If for no other reason this software is notable for its price; somewhere between the real cheapie at £1.99 and the full blown effort clocking in around the seven or eight pounds mark. It offers a graphic adventure on one side and a very simple arcade on the other. Neither are of particularly high quality and I would have thought that both could have been offered for a sum slightly less than that asked for. The adventure is reasonably interesting due mainly to its theme schools are naturally amusing and the average school day is familiar to everyone.
You kick off on a rugby field following a very simple intro tune. East takes you to a cricket pitch and west takes you somewhere completely different; so much for mapability, or is it trying to recreate that sense of being lost which is part of all school careers until sense begins to surface around fifth form? At the first stairwell loopy Mr Hollyhock rushes up to tell you of some great news. He's just seen a Gatekeeper and is offering £1 to the pupil who can catch it. Now a Gatekeeper is not the school janitor. No, it turns out to be any of several Eurasian butterflies of the genus Pyronia especially a species having brown-bordered orange wings with a black-white eyespot on each forewing. I see.
Before you can get into the act of getting the butterfly you will no doubt be accosted by some pain-in-the-neck like Mrs Birch who will pose some incredibly difficult question like 'When was the battle of Bannockburn'? The teacher looks pretty angry so you shoot out the answer which is... errrr.., exactly. You're given four attempts at the impossible after which you are slung into the adjustment unit where time seems to stand still and so does the program for a few moments. On your return to the game proper the program rather cleverly insists that you answer this same question rather than some other like 'Who painted the Laughing Cavalier'? It's about now when you decide to get up from the computer and dig out an encyclopaedia to find out all about the battle where Robert the Bruce won a famous victory over the English.

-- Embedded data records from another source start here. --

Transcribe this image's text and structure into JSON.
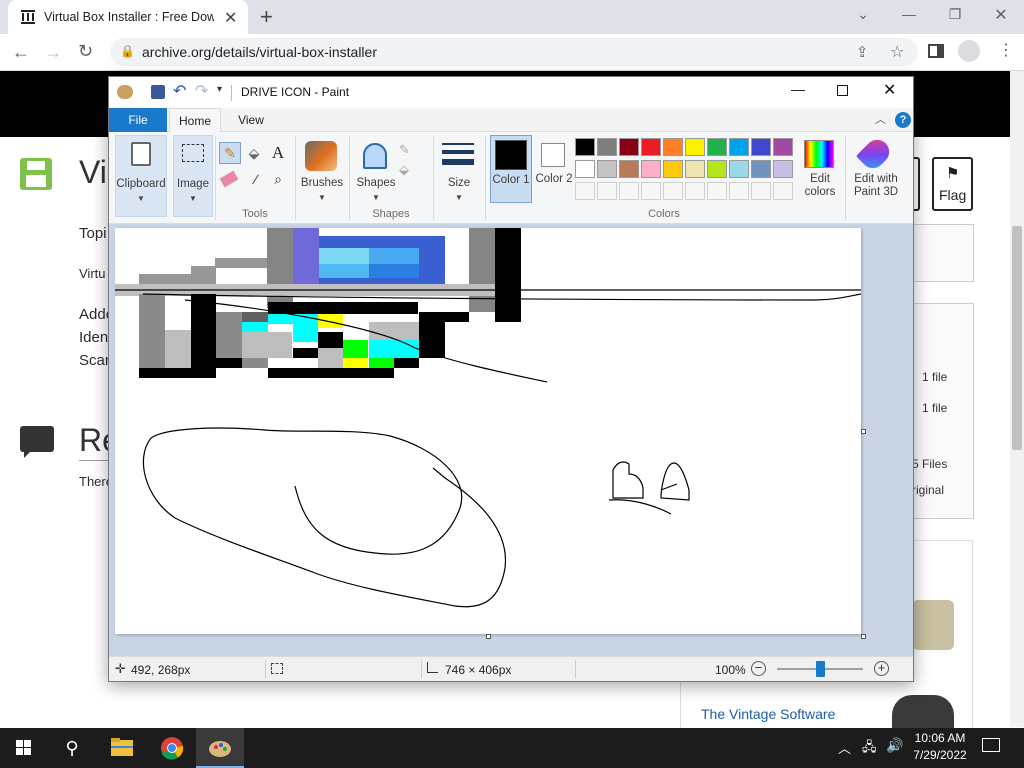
{
  "browser": {
    "tab_title": "Virtual Box Installer : Free Downlo",
    "new_tab": "+",
    "url": "archive.org/details/virtual-box-installer"
  },
  "site": {
    "title_fragment": "Vir",
    "topics_fragment": "Topi",
    "virtual_fragment": "Virtu",
    "added_fragment": "Adde",
    "ident_fragment": "Iden",
    "scan_fragment": "Scan",
    "reviews_fragment": "Re",
    "there_fragment": "There",
    "flag_label": "Flag",
    "files": [
      "1 file",
      "1 file"
    ],
    "files_total_fragment": "5 Files",
    "original_fragment": "riginal",
    "related_link": "The Vintage Software"
  },
  "paint": {
    "window_title": "DRIVE ICON - Paint",
    "tabs": [
      "File",
      "Home",
      "View"
    ],
    "ribbon": {
      "clipboard": "Clipboard",
      "image": "Image",
      "tools_group": "Tools",
      "brushes": "Brushes",
      "shapes": "Shapes",
      "shapes_group": "Shapes",
      "size": "Size",
      "color1": "Color 1",
      "color2": "Color 2",
      "colors_group": "Colors",
      "edit_colors": "Edit colors",
      "edit_paint3d": "Edit with Paint 3D"
    },
    "palette_row1": [
      "#000000",
      "#7f7f7f",
      "#880015",
      "#ed1c24",
      "#ff7f27",
      "#fff200",
      "#22b14c",
      "#00a2e8",
      "#3f48cc",
      "#a349a4"
    ],
    "palette_row2": [
      "#ffffff",
      "#c3c3c3",
      "#b97a57",
      "#ffaec9",
      "#ffc90e",
      "#efe4b0",
      "#b5e61d",
      "#99d9ea",
      "#7092be",
      "#c8bfe7"
    ],
    "status": {
      "cursor_pos": "492, 268px",
      "canvas_size": "746 × 406px",
      "zoom": "100%"
    }
  },
  "taskbar": {
    "time": "10:06 AM",
    "date": "7/29/2022"
  }
}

The usual batch of loopy eccentrics who pass as schoolteachers inhabit this school. In addition to the curiously academic Mrs Birch there's the daft Mr Puce who mutters 'Heh man, I just got to get some flowers' into my 'still-life' and a Miss Curvey who says 'Non intres in judicium cum servo tuo, Domine'. Even uneducated types will immediately jump to some crude translation like 'I' ll spare you detention if you get out' like what I did with the help of my Latin made slightly less difficult and obscure book. Meanwhile George the Janitor is forever asking for his shovel and Swotty Noall, the brainiest girl in the school, asks 'Hi stupid, got any sweets?'
The arcade game on the flipside is called Dungeon Dare where the object of the game is to collect 46 keys scattered about a dungeon. Your energy is sapped if you go too near or touch a monster but energy pills revitalise you. Some screens of the dungeon allow left, right and up and down movements while the platform screens allow left and right only. The curious mixture of four-directional and platform screens can be confusing at first. You are given three lives, an energy bar to show how near death you are, and time and score. As arcade games go this one is very simple, which is not necessarily a bad thing, and it does at least have smoothly scrolling sprites which is more than I can say about another arcade type game reviewed his month.

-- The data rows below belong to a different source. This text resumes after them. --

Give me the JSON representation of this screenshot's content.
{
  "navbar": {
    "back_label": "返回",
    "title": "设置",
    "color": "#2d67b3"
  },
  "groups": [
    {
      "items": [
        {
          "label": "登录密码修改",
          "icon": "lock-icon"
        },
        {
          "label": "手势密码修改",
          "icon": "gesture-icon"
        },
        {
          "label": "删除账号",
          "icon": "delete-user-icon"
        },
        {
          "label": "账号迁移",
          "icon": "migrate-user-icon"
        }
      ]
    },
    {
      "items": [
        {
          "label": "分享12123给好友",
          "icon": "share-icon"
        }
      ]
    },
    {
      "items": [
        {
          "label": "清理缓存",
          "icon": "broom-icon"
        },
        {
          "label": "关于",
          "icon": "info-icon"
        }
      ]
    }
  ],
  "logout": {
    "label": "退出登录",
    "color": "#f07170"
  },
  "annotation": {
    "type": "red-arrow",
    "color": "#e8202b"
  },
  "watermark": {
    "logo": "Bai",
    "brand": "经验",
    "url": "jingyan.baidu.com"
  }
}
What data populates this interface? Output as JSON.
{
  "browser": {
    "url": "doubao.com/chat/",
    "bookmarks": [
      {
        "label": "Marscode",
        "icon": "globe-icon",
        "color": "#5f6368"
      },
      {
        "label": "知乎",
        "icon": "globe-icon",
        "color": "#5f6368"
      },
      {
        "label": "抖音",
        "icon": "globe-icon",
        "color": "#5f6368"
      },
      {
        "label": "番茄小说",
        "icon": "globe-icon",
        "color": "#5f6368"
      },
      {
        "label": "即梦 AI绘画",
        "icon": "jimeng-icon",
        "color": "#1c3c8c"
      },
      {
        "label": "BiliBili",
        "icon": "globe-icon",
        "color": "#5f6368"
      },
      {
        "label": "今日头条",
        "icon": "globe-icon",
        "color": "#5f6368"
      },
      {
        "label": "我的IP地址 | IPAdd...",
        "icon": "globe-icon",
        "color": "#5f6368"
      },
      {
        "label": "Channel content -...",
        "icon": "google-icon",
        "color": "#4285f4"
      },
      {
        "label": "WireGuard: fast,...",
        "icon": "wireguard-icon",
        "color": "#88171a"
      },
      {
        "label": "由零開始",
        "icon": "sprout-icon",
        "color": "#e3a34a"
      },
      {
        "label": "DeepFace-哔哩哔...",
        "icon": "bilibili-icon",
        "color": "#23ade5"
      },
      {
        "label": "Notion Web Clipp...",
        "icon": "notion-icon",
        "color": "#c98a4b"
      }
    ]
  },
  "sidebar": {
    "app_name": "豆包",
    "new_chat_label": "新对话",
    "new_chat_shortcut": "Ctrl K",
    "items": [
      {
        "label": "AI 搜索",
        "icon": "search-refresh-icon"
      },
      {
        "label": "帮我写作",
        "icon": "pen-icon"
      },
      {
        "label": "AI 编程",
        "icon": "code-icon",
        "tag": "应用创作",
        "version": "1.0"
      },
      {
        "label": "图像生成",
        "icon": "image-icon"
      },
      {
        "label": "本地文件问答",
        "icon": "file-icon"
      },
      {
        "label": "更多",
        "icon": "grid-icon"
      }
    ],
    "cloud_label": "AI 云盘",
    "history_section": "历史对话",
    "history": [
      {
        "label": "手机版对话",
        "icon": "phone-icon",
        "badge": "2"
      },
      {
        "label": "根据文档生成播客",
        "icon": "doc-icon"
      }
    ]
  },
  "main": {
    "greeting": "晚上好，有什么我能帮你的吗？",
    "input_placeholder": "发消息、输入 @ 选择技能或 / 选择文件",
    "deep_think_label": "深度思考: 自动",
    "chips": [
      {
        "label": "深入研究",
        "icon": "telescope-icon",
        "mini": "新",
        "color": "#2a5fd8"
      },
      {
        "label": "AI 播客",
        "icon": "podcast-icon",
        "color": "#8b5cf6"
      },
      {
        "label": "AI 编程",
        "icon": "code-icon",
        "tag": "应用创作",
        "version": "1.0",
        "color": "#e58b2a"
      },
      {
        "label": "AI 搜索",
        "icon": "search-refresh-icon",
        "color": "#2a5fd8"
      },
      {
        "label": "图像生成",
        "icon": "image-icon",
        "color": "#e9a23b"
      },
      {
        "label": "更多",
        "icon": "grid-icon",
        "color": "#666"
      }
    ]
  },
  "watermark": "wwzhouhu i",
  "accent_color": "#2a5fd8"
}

Classroom Chaos I found to be a very entertaining adventure. Its theme is a pleasant and refreshing change to monsterbashing and it creates a believable caricature of a school. It uses the Spectrum character set (both capital and lower case) and has a glaring white background on a colour TV but overall the presentation is lively and colourful. Not bad for £3.99.
: moderate to easyGraphics

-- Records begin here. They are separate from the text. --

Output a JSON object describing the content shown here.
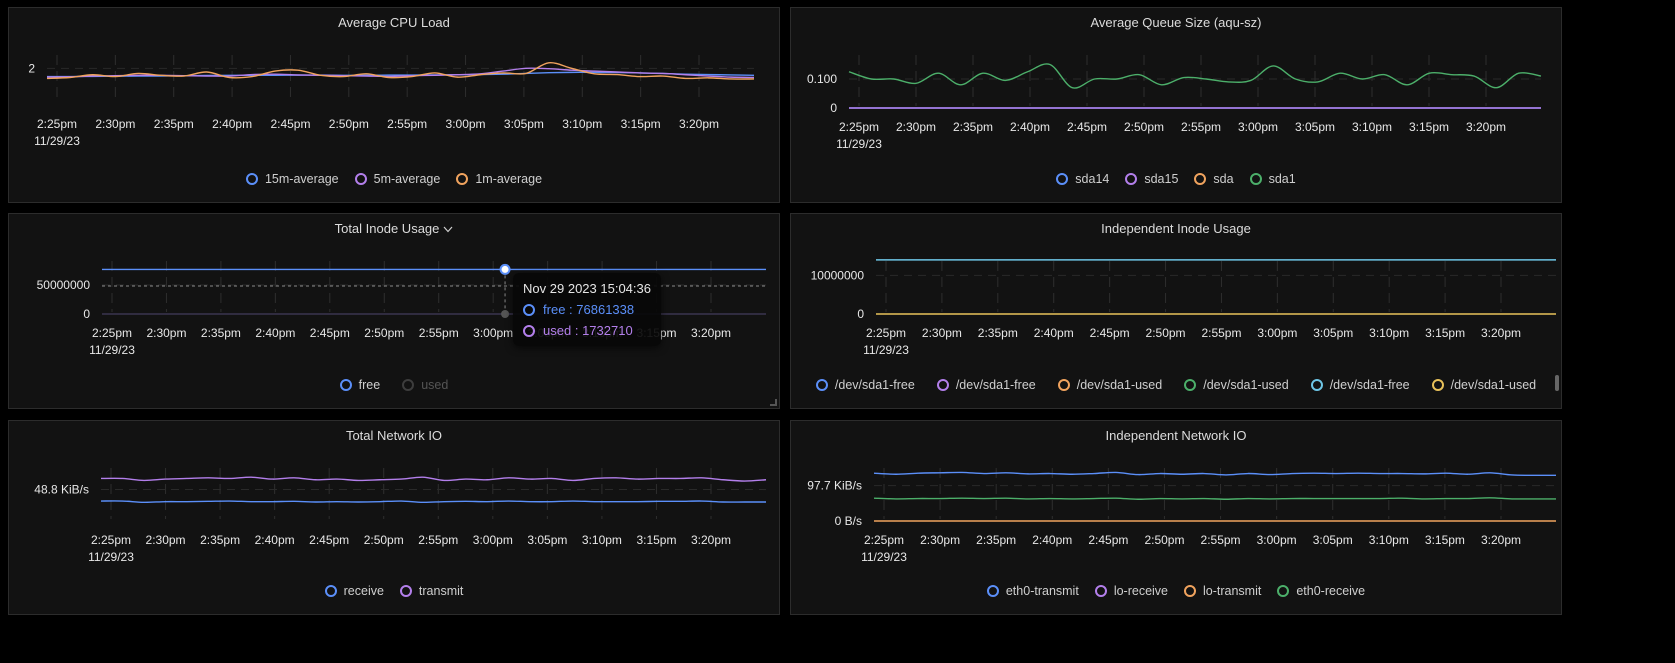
{
  "x_ticks": [
    "2:25pm",
    "2:30pm",
    "2:35pm",
    "2:40pm",
    "2:45pm",
    "2:50pm",
    "2:55pm",
    "3:00pm",
    "3:05pm",
    "3:10pm",
    "3:15pm",
    "3:20pm"
  ],
  "x_date": "11/29/23",
  "colors": {
    "blue": "#5b8ff9",
    "purple": "#b37feb",
    "orange": "#f0a35e",
    "green": "#4caf6a",
    "cyan": "#6ec6e6",
    "yellow": "#e8c15a"
  },
  "chart_data": [
    {
      "id": "cpu",
      "type": "line",
      "title": "Average CPU Load",
      "has_dropdown": false,
      "yticks": [
        {
          "label": "2",
          "value": 2
        }
      ],
      "ylim": [
        0,
        3
      ],
      "xlabel": "",
      "ylabel": "",
      "grid": true,
      "legend": "bottom",
      "series": [
        {
          "name": "15m-average",
          "color": "#5b8ff9",
          "values": [
            1.55,
            1.55,
            1.56,
            1.57,
            1.58,
            1.58,
            1.6,
            1.61,
            1.62,
            1.62,
            1.62,
            1.63,
            1.63,
            1.62,
            1.62,
            1.63,
            1.63,
            1.64,
            1.65,
            1.66,
            1.68,
            1.72,
            1.76,
            1.78,
            1.78,
            1.77,
            1.75,
            1.72,
            1.68,
            1.66,
            1.64,
            1.62
          ]
        },
        {
          "name": "5m-average",
          "color": "#b37feb",
          "values": [
            1.52,
            1.54,
            1.58,
            1.6,
            1.62,
            1.62,
            1.6,
            1.58,
            1.58,
            1.66,
            1.68,
            1.64,
            1.62,
            1.6,
            1.58,
            1.56,
            1.6,
            1.62,
            1.65,
            1.7,
            1.85,
            2.0,
            1.98,
            1.9,
            1.85,
            1.8,
            1.75,
            1.72,
            1.65,
            1.58,
            1.52,
            1.5
          ]
        },
        {
          "name": "1m-average",
          "color": "#f0a35e",
          "values": [
            1.45,
            1.5,
            1.65,
            1.55,
            1.72,
            1.62,
            1.58,
            1.8,
            1.5,
            1.55,
            1.85,
            1.9,
            1.62,
            1.55,
            1.7,
            1.5,
            1.55,
            1.75,
            1.52,
            1.65,
            1.75,
            1.72,
            2.3,
            2.0,
            1.7,
            1.66,
            1.55,
            1.58,
            1.45,
            1.48,
            1.42,
            1.42
          ]
        }
      ]
    },
    {
      "id": "queue",
      "type": "line",
      "title": "Average Queue Size (aqu-sz)",
      "has_dropdown": false,
      "yticks": [
        {
          "label": "0.100",
          "value": 0.1
        },
        {
          "label": "0",
          "value": 0
        }
      ],
      "ylim": [
        0,
        0.2
      ],
      "grid": true,
      "legend": "bottom",
      "series": [
        {
          "name": "sda14",
          "color": "#5b8ff9",
          "values": [
            0,
            0,
            0,
            0,
            0,
            0,
            0,
            0,
            0,
            0,
            0,
            0,
            0,
            0,
            0,
            0,
            0,
            0,
            0,
            0,
            0,
            0,
            0,
            0,
            0,
            0,
            0,
            0,
            0,
            0,
            0,
            0
          ]
        },
        {
          "name": "sda15",
          "color": "#b37feb",
          "values": [
            0,
            0,
            0,
            0,
            0,
            0,
            0,
            0,
            0,
            0,
            0,
            0,
            0,
            0,
            0,
            0,
            0,
            0,
            0,
            0,
            0,
            0,
            0,
            0,
            0,
            0,
            0,
            0,
            0,
            0,
            0,
            0
          ]
        },
        {
          "name": "sda",
          "color": "#f0a35e",
          "values": []
        },
        {
          "name": "sda1",
          "color": "#4caf6a",
          "values": [
            0.125,
            0.1,
            0.1,
            0.085,
            0.12,
            0.08,
            0.12,
            0.095,
            0.125,
            0.15,
            0.07,
            0.1,
            0.1,
            0.115,
            0.08,
            0.105,
            0.1,
            0.09,
            0.095,
            0.145,
            0.1,
            0.09,
            0.12,
            0.1,
            0.115,
            0.08,
            0.12,
            0.115,
            0.11,
            0.07,
            0.12,
            0.11
          ]
        }
      ]
    },
    {
      "id": "total_inode",
      "type": "line",
      "title": "Total Inode Usage",
      "has_dropdown": true,
      "yticks": [
        {
          "label": "50000000",
          "value": 50000000
        },
        {
          "label": "0",
          "value": 0
        }
      ],
      "ylim": [
        0,
        100000000
      ],
      "grid": true,
      "legend": "bottom",
      "series": [
        {
          "name": "free",
          "color": "#5b8ff9",
          "values": [
            76861338,
            76861338
          ],
          "disabled": false
        },
        {
          "name": "used",
          "color": "#b37feb",
          "values": [
            1732710,
            1732710
          ],
          "disabled": true
        }
      ],
      "tooltip": {
        "title": "Nov 29 2023 15:04:36",
        "rows": [
          {
            "label": "free : 76861338",
            "color": "#5b8ff9"
          },
          {
            "label": "used : 1732710",
            "color": "#b37feb"
          }
        ]
      }
    },
    {
      "id": "independent_inode",
      "type": "line",
      "title": "Independent Inode Usage",
      "has_dropdown": false,
      "yticks": [
        {
          "label": "10000000",
          "value": 10000000
        },
        {
          "label": "0",
          "value": 0
        }
      ],
      "ylim": [
        0,
        15000000
      ],
      "grid": true,
      "legend": "bottom",
      "series": [
        {
          "name": "/dev/sda1-free",
          "color": "#5b8ff9",
          "values": []
        },
        {
          "name": "/dev/sda1-free",
          "color": "#b37feb",
          "values": []
        },
        {
          "name": "/dev/sda1-used",
          "color": "#f0a35e",
          "values": []
        },
        {
          "name": "/dev/sda1-used",
          "color": "#4caf6a",
          "values": []
        },
        {
          "name": "/dev/sda1-free",
          "color": "#6ec6e6",
          "values": [
            14000000,
            14000000
          ]
        },
        {
          "name": "/dev/sda1-used",
          "color": "#e8c15a",
          "values": [
            0,
            0
          ]
        }
      ]
    },
    {
      "id": "total_net",
      "type": "line",
      "title": "Total Network IO",
      "has_dropdown": false,
      "yticks": [
        {
          "label": "48.8 KiB/s",
          "value": 48.8
        }
      ],
      "ylim": [
        0,
        90
      ],
      "grid": true,
      "legend": "bottom",
      "series": [
        {
          "name": "receive",
          "color": "#5b8ff9",
          "values": [
            31,
            31,
            29,
            30,
            30,
            30.5,
            31,
            30,
            30,
            30.5,
            29.5,
            30,
            29.5,
            30,
            31,
            29,
            30,
            30.5,
            30,
            31,
            30,
            30,
            31,
            30,
            30,
            30,
            30.5,
            30.5,
            31,
            29.5,
            29.5,
            29.5
          ]
        },
        {
          "name": "transmit",
          "color": "#b37feb",
          "values": [
            66,
            66,
            63,
            65,
            66,
            67,
            66,
            68,
            65,
            67,
            64,
            65,
            63,
            64,
            65,
            68,
            63,
            65,
            64,
            67,
            65,
            66,
            63,
            66,
            67,
            65,
            66,
            66,
            67,
            64,
            62,
            64
          ]
        }
      ]
    },
    {
      "id": "independent_net",
      "type": "line",
      "title": "Independent Network IO",
      "has_dropdown": false,
      "yticks": [
        {
          "label": "97.7 KiB/s",
          "value": 97.7
        },
        {
          "label": "0 B/s",
          "value": 0
        }
      ],
      "ylim": [
        0,
        160
      ],
      "grid": true,
      "legend": "bottom",
      "series": [
        {
          "name": "eth0-transmit",
          "color": "#5b8ff9",
          "values": [
            132,
            129,
            132,
            133,
            134,
            131,
            133,
            130,
            131,
            129,
            131,
            134,
            128,
            131,
            129,
            131,
            127,
            131,
            128,
            131,
            132,
            131,
            132,
            131,
            131,
            130,
            132,
            129,
            133,
            127,
            126,
            126
          ]
        },
        {
          "name": "lo-receive",
          "color": "#b37feb",
          "values": []
        },
        {
          "name": "lo-transmit",
          "color": "#f0a35e",
          "values": [
            0,
            0
          ]
        },
        {
          "name": "eth0-receive",
          "color": "#4caf6a",
          "values": [
            63,
            61,
            62,
            62,
            63,
            62,
            63,
            61,
            62,
            61,
            62,
            63,
            60,
            62,
            61,
            62,
            60,
            62,
            61,
            62,
            62,
            62,
            62,
            62,
            63,
            61,
            62,
            62,
            64,
            61,
            61,
            61
          ]
        }
      ]
    }
  ]
}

: small, rudimentary but effectivePresentation
: fairInput facility
: QuillGeneral Rating: